The Guiana dolphin, an iconic species depicted on the city of Rio de Janeiro's flag, is facing extinction. But a group of marine biologists are on a mission to save it.
In 2009 Dr. Leonardo Flach, a local marine biologist better known as Leo, founded Instituto Boto Cinza — an organization dedicated to protecting 150 Guiana dolphins. Native to the waters of South America — stretching from Honduras to the South Atlantic ocean — it is often hard to see them in large pods, except near Brazil's Cunhembebe State Park, where Dr. Flach works.
Learning about the Guiana dolphin is a big part of Leo's life work. He says in the early days, it was very difficult to monitor or track the animals who live in large and often polluted parts of the sea.
“Fishermen would talk to me about sick animals or report dead bodies, including ones caught in their fishing nets,” says Leo, adding that some informants delivered news in person too late and others could not afford to contact his organization by phone. Timely receipt of this information, explains Leo, means he can examine the bodies and potentially learn more about what is harming the dolphins and how to protect them.
But in 2016 things changed dramatically when Instituto started using WhatsApp.
Not only did Leo begin receiving information from a network of fishermen, sailors and other experts much faster, but also photos and videos — vital evidence which helps guide often time-sensitive missions.
Thais Marinho, an Instituto biologist, says setting up this WhatsApp network was not easy; she walked the streets of coastal towns talking to — and convincing — fishermen to participate and putting up signs of the organization's WhatsApp number.
Today nearly 100 people share information about the dolphins with Instituto via WhatsApp.
Leo says because of the app's ease and simplicity his organization is covering a much larger area than ever before and thanks to more timely insights from the field, leading breakthroughs in research about the species, its habits and importantly, how the environment affects its health.

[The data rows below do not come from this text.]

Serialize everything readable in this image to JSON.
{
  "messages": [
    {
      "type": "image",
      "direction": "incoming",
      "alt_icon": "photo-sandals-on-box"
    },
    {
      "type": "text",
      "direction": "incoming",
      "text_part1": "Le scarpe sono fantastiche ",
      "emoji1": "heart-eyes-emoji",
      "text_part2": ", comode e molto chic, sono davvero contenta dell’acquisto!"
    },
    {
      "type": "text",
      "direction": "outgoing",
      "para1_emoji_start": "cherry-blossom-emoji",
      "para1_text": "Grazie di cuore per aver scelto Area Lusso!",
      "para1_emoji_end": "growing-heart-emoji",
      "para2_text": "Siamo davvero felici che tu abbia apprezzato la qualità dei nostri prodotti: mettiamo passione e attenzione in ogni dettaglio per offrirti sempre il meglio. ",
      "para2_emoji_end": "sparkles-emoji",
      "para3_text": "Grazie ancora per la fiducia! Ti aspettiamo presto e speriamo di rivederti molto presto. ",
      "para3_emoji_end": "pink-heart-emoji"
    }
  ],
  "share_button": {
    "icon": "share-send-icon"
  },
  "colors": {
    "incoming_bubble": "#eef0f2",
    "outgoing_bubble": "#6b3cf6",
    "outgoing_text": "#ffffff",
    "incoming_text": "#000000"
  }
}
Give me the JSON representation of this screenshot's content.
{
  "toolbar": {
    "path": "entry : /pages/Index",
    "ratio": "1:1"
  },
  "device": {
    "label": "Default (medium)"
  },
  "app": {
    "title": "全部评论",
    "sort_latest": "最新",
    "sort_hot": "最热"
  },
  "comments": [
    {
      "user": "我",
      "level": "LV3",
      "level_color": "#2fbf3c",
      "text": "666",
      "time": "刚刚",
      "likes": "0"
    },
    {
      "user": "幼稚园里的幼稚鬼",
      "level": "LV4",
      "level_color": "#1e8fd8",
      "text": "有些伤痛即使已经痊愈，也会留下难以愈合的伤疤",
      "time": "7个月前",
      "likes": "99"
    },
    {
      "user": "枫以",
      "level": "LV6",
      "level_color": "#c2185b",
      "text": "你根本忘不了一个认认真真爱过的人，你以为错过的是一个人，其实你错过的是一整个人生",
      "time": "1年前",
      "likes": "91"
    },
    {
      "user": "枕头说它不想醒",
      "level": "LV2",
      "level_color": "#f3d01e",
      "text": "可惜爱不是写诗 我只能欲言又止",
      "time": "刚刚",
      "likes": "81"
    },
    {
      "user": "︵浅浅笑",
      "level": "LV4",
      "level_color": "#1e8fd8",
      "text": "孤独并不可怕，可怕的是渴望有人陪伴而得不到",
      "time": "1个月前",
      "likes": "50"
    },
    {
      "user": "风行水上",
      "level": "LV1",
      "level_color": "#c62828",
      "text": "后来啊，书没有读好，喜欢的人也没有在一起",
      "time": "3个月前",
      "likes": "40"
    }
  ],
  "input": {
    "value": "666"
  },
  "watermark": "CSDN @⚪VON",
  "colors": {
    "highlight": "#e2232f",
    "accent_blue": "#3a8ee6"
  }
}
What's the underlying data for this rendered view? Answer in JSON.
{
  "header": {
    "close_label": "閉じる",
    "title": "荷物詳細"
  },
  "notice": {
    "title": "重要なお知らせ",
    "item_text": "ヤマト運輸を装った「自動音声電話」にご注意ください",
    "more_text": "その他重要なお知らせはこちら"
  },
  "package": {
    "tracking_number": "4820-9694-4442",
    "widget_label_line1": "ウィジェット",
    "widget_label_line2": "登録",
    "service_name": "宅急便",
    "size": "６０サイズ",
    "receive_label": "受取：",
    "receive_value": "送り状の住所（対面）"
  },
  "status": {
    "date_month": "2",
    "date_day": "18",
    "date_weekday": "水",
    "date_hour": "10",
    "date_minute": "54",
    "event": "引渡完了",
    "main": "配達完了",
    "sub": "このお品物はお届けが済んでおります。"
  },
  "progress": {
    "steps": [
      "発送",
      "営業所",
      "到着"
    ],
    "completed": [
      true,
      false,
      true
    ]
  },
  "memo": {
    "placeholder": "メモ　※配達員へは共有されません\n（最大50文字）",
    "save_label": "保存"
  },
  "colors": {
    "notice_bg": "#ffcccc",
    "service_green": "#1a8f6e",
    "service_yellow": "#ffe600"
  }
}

Instituto's scale and impact were highlighted in 2018 when dozens of dead dolphins washed up along the coast. Leo's team was able to study this disease outbreak more closely and effectively because almost every fisherman and sailor they knew tracked both sick and healthy dolphins and shared this information with them via WhatsApp.
For more than a century the Guiana dolphin has been a recognizable symbol of Brazil's most famous city. Today, with the help of WhatsApp, its presence in the waters it represents is better assured and the community trying to protect it, better connected.